Dramatic pictures of the Day the Sky Stood Still. The end of the world as we know it, with nice weather and completely invisible fire and brimstone. No doubt it’s up there, so we are told to believe.
Incidentally the weather conditions are high pressure, which means sinking air, so I would not assume that some of the discolouration is anything to do with volcano ash since sinking air collects all the rubbish anyway. What’s more remarkable is this is one of the few days we may ever see when the sky in Central London is completely free of aircraft activity. The very normality of these pictures is what’s remarkable, but we were lucky to also have this stable high pressure system at the same time as the ash cloud thing was going on. Using the twitter hashtag #contrailfree Amelia Gregory collected images of the hyperreal crystal blue skies people experienced over London and much of the UK over the weekend.
A view over the City of London by Gavin Mackie.
Well, it’s Monday and there are still no planes in the sky above the homes in Brick Lane. True, it’s not the perfect blue sky that it was over our glorious plane-free weekend, but it is most definitely contrail free.
The flight path over a lake in Surrey remains blissfully contrail-free. By Julia Pollard.
Over the weekend, as others successfully used the hashtag #getmehome on twitter to help people to return from their travels, Amelia Gregory used the hashtag #contrailfree to collect photos of the wonderful skies that we experienced over London and beyond.
As I look back at my collection it reminds me of the wonderment I feel every time I look up at the clear blue sky – with nothing between us and space beyond. On Saturday and Sunday it seemed so hyperreal that it was almost unnatural – more Photoshop than real life. And yet this was very real.
Here then is Amelia Gregory’s to clear blue skies, with thanks to everyone on twitter who joined in with her crazy plan.
The sky over Tooting in SW London by Jenny Robins.
A traditional cricket pitch by Alice.
The skies over Bristol by Pearl.
A flag flying in Suffolk by Simon Wild.
The skies above Twickenham Rugby Ground by Lia.
Pure blue by Tristam Sparks.
Bethnal Green by Matt Bramford.
Littlehampton by Clive Flint.
Lilac skies over Peckham Library in south London by Belinda.
A volcanic ash sunset over the South Bank by Amelia.
Today, disbelief that the exploding volcano could possibly affect life in the long term has gradually turned into panic as the lack of air travel starts to affect everyone’s lives in ways that could not have been predicted. Shows have been cancelled, holiday plans altered, and alternative methods of travel found. There is talk of a naval rescue for holiday goers. Beautiful exotic flowers and fruits that are destined for air freight to the West now languish in the refrigeration units in Kenya. As a friend predicted to me on Saturday, the airlines have started to desperately question the authority of the experts who say it is too dangerous to fly.

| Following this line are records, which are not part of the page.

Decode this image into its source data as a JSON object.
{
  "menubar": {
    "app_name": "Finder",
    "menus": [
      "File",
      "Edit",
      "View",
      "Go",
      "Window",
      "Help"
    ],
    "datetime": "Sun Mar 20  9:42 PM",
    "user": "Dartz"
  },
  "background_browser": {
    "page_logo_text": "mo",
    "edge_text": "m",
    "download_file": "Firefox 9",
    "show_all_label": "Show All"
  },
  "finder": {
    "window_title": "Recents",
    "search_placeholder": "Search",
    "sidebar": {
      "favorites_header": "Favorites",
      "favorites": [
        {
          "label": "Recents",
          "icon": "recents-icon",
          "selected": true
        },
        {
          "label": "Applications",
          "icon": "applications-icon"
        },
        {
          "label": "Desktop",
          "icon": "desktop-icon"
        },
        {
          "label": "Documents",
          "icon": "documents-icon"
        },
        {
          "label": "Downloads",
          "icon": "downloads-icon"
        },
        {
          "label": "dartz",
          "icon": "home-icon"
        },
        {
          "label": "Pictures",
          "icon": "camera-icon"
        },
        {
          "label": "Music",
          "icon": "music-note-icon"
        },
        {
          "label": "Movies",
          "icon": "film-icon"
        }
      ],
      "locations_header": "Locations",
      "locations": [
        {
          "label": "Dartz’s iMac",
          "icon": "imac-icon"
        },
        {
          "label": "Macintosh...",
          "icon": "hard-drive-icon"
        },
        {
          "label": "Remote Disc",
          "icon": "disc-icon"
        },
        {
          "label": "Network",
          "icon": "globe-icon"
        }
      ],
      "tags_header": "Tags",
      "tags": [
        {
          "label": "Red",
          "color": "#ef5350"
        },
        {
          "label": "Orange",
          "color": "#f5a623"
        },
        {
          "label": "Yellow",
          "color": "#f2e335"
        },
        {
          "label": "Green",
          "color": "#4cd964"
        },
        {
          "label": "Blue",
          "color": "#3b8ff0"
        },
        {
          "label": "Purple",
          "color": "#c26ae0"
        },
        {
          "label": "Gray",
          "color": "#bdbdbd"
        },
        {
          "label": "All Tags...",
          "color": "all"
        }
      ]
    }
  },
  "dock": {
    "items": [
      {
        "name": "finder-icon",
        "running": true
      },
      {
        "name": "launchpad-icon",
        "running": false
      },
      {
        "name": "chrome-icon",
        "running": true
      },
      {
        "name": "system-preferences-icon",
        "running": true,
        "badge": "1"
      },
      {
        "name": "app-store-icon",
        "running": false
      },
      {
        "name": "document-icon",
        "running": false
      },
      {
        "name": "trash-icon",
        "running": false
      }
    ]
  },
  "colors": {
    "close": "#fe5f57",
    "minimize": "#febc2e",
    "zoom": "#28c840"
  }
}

Clear blue skies over Bethnal Green (where I live) by Gavin Mackie.
It is not as if I am unaffected – I’ve just paid for a stand for Amelia’s Anthology of Illustration at the London Book Fair where I was hoping to attract international buyers, many of whom will no doubt not have made it into the country. I expect this will result in less sales for me, something I can ill afford. On the plus side I suspect that many European buyers will have made it, having realised that it is possible to carry on business as usual if they travel by land, and not air, to the UK.
A view of clear skies above City Airport, courtesy of Fight the Flights.
“There are no flights to anywhere at all and it will probably precipitate the downfall of capitalism.” So predicted 6 music this morning: it was said in jest but herein lies a kernel of truth. Things may become bleak for many businesses dependent on global trade if planes continue to stay grounded and this really could affect how we interact with the rest of the world in fantastic ways we could never have imagined before. Luckily the Transition Towns movement has been putting methods for local resilience into practice for some time: and now might be the time for the mainstream to look at their ideas with closer scrutiny. Not a moment too soon in the opinions of many.
Brick Lane looking towards the City. By Amelia.
Of course, there is also the possibility that the neighbouring Katla volcano may blow. A far bigger beast, she has accompanied every single of Eyjafjallajökull’s previous eruptions. How long will this situation continue to affect our lives? Will there be long term ramifications for the micro-climates of those countries lying under the ash cloud? So many questions remain unanswered… and in the meantime I continue to marvel at this force of nature, showing us exactly who is boss around here.